──────── PROVIDED RECORDS

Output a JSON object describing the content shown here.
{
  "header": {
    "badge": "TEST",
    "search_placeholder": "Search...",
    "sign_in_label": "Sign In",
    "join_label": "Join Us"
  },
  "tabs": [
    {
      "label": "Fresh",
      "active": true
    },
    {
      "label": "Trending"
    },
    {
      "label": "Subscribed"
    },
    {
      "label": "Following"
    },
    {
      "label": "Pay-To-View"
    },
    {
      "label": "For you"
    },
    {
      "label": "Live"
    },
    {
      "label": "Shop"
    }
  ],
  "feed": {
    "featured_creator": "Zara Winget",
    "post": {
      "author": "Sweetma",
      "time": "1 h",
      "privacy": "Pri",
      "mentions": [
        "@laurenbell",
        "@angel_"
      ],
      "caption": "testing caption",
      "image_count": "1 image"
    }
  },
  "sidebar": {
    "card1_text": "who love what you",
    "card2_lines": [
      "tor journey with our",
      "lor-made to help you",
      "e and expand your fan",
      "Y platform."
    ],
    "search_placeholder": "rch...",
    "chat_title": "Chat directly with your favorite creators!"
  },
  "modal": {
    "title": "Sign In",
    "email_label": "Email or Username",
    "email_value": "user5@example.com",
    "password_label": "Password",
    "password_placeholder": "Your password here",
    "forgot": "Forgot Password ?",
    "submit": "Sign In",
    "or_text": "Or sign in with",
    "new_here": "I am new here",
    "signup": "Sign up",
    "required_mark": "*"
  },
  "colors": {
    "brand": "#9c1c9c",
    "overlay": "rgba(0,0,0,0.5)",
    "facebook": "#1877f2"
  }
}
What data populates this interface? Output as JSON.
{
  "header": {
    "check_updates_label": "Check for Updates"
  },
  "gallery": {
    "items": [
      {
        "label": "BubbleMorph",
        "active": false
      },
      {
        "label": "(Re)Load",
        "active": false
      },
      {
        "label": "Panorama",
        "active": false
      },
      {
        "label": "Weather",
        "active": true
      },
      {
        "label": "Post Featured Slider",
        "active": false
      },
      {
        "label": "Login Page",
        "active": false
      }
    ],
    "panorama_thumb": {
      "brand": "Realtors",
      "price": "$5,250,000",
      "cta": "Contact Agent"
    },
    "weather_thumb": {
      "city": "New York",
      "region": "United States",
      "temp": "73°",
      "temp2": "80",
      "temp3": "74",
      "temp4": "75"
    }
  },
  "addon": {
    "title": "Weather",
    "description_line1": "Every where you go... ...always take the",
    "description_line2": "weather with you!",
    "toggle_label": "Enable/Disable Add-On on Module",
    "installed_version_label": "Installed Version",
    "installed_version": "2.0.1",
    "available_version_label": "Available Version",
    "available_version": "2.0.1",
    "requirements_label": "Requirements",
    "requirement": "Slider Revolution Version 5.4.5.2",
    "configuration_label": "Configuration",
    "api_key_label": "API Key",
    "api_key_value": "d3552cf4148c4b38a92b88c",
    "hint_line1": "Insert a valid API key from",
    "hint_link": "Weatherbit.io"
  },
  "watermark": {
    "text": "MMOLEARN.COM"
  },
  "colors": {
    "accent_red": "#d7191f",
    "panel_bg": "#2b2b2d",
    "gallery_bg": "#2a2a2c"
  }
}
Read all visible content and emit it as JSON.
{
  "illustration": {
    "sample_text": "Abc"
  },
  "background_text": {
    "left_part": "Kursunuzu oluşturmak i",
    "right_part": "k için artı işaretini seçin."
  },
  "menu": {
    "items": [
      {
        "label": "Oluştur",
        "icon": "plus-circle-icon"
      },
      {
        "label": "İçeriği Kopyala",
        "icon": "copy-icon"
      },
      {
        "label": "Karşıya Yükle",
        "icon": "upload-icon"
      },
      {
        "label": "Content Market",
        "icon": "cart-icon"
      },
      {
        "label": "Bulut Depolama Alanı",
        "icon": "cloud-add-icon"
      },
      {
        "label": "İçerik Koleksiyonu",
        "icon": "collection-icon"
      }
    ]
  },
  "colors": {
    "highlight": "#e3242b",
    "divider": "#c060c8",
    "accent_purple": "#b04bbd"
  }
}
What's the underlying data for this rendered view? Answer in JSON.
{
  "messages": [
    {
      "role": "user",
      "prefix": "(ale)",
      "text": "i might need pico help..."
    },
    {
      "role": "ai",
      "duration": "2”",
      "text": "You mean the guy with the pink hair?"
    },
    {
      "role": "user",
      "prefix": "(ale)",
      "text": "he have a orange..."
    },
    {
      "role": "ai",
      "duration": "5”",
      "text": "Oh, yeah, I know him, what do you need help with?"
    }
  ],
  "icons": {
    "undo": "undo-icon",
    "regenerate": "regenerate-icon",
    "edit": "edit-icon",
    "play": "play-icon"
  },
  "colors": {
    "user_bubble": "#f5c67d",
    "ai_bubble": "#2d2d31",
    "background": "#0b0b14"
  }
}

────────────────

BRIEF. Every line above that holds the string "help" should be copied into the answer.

YOUR RESPONSE.
      "lor-made to help you",
      "text": "i might need pico help..."
      "text": "Oh, yeah, I know him, what do you need help with?"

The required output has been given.